There’s a quart of milk in my fridge. A several-weeks-old quart. And it’s about to get thrown out.
It’s a curse when you live alone. Every once in a while you need some milk for cooking. A cupful, perhaps. Certainly not often enough to use up a whole quart. (Nope, I don’t use it for anything else.) But if a recipe calls for milk, there’s no good substitute.
So I buy milk, whole milk, in the smallest available amount. A quart. I never give it much thought when ordering groceries. (A holdover from the lockdown; I indulge my laziness and still have groceries delivered.) I just look for a quart of whole milk on the website and click +1.
So, long story short, I figured the current quart was well past its useful life even though still almost full. (Yes, I throw out a lot of milk.) So I looked for the expiration date, just to be sure:
January!? But it’s already several weeks old! Who keeps milk for months?
Some of you probably already know what “Ultra Pasteurized” means. But I had to look it up. It’s a special high-heat pasteurization process that kills all the bacteria. (They weren’t all killed with regular old-fashioned pasteurization??) Then the bottle is specially sealed and — voila! — it has a shelf life of several months.
Well, that extra shelf life may be great for the grocery stores, but it means nothing to me. For my entire life, milk has been something that keeps for a couple of weeks at most. Then you toss it … before it starts separating, smelling, and curdling. Ick!

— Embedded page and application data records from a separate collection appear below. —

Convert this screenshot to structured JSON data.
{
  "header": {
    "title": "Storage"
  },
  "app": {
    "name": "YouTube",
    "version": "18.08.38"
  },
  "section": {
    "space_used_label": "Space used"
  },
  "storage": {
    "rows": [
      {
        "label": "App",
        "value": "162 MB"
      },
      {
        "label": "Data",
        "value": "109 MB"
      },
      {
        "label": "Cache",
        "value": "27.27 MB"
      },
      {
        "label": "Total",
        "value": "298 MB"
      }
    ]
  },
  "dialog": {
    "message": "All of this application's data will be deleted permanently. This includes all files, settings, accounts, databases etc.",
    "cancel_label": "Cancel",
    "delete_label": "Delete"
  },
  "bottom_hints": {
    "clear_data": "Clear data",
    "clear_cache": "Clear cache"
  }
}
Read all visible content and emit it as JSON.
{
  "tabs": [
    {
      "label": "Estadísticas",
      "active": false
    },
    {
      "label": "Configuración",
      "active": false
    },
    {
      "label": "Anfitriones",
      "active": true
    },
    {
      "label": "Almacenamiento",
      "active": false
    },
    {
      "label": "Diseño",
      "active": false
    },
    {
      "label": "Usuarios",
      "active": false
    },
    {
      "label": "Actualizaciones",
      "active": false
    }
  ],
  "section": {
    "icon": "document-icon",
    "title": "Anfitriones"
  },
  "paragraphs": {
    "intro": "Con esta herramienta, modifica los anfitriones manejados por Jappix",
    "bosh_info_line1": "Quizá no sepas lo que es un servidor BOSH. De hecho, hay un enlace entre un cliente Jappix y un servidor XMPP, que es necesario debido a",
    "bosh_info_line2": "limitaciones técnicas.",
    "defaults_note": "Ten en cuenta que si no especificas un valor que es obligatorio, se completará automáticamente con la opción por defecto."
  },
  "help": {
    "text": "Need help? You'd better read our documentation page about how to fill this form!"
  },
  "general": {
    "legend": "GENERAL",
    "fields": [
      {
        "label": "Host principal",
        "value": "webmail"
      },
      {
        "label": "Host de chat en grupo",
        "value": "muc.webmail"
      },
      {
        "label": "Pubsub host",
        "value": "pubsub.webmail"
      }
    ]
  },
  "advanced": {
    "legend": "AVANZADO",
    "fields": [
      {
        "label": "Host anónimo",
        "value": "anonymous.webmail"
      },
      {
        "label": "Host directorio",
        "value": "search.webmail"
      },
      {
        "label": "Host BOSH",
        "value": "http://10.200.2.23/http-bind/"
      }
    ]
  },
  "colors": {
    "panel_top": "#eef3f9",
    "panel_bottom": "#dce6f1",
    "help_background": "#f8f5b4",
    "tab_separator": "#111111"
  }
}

In my book, any white liquid that keeps for months, doesn’t need refrigeration until after it’s opened, and has to be shaken before it’s used is, at best, a milk substitute to be viewed with great skepticism. And while I might buy it again, I guarantee it will get tossed in a couple of weeks, just like the real stuff.